### TRY IT
Repeat exactly, and only, the lines from the one containing "Serialize everything readable" through the last line of the data below.

### INPUT

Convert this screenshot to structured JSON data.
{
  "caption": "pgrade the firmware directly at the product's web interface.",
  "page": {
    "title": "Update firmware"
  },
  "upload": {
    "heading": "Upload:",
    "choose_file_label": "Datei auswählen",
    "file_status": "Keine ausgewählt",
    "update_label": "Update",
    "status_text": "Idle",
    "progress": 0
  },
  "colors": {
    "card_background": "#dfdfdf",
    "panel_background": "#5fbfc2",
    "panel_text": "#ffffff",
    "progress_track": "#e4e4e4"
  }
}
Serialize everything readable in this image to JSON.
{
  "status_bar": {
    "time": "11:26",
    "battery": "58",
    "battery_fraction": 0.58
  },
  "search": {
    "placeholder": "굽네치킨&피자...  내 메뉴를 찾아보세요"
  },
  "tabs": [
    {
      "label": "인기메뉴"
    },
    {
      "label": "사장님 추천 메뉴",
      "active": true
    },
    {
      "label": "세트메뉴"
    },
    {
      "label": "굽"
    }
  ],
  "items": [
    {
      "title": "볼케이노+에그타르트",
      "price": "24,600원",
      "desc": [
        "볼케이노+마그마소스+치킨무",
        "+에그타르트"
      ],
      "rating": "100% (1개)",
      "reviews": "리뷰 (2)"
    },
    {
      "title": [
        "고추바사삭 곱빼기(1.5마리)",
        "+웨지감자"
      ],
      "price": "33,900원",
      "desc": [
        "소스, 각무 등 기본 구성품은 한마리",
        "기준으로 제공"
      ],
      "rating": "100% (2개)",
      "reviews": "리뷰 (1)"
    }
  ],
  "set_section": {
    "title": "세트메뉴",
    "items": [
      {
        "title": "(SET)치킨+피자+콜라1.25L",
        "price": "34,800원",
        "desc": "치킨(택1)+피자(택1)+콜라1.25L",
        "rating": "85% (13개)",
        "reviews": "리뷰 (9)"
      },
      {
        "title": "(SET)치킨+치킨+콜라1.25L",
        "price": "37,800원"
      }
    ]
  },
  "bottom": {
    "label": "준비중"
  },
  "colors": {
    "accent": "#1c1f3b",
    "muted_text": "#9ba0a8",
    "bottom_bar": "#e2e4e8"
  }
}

### RESULT FOR THIS EXERCISE
Serialize everything readable in this image to JSON.
{
  "status_bar": {
    "time": "11:26",
    "battery": "58",
    "battery_fraction": 0.58
  },
  "search": {
    "placeholder": "굽네치킨&피자...  내 메뉴를 찾아보세요"
  },
  "tabs": [
    {
      "label": "인기메뉴"
    },
    {
      "label": "사장님 추천 메뉴",
      "active": true
    },
    {
      "label": "세트메뉴"
    },
    {
      "label": "굽"
    }
  ],
  "items": [
    {
      "title": "볼케이노+에그타르트",
      "price": "24,600원",
      "desc": [
        "볼케이노+마그마소스+치킨무",
        "+에그타르트"
      ],
      "rating": "100% (1개)",
      "reviews": "리뷰 (2)"
    },
    {
      "title": [
        "고추바사삭 곱빼기(1.5마리)",
        "+웨지감자"
      ],
      "price": "33,900원",
      "desc": [
        "소스, 각무 등 기본 구성품은 한마리",
        "기준으로 제공"
      ],
      "rating": "100% (2개)",
      "reviews": "리뷰 (1)"
    }
  ],
  "set_section": {
    "title": "세트메뉴",
    "items": [
      {
        "title": "(SET)치킨+피자+콜라1.25L",
        "price": "34,800원",
        "desc": "치킨(택1)+피자(택1)+콜라1.25L",
        "rating": "85% (13개)",
        "reviews": "리뷰 (9)"
      },
      {
        "title": "(SET)치킨+치킨+콜라1.25L",
        "price": "37,800원"
      }
    ]
  },
  "bottom": {
    "label": "준비중"
  },
  "colors": {
    "accent": "#1c1f3b",
    "muted_text": "#9ba0a8",
    "bottom_bar": "#e2e4e8"
  }
}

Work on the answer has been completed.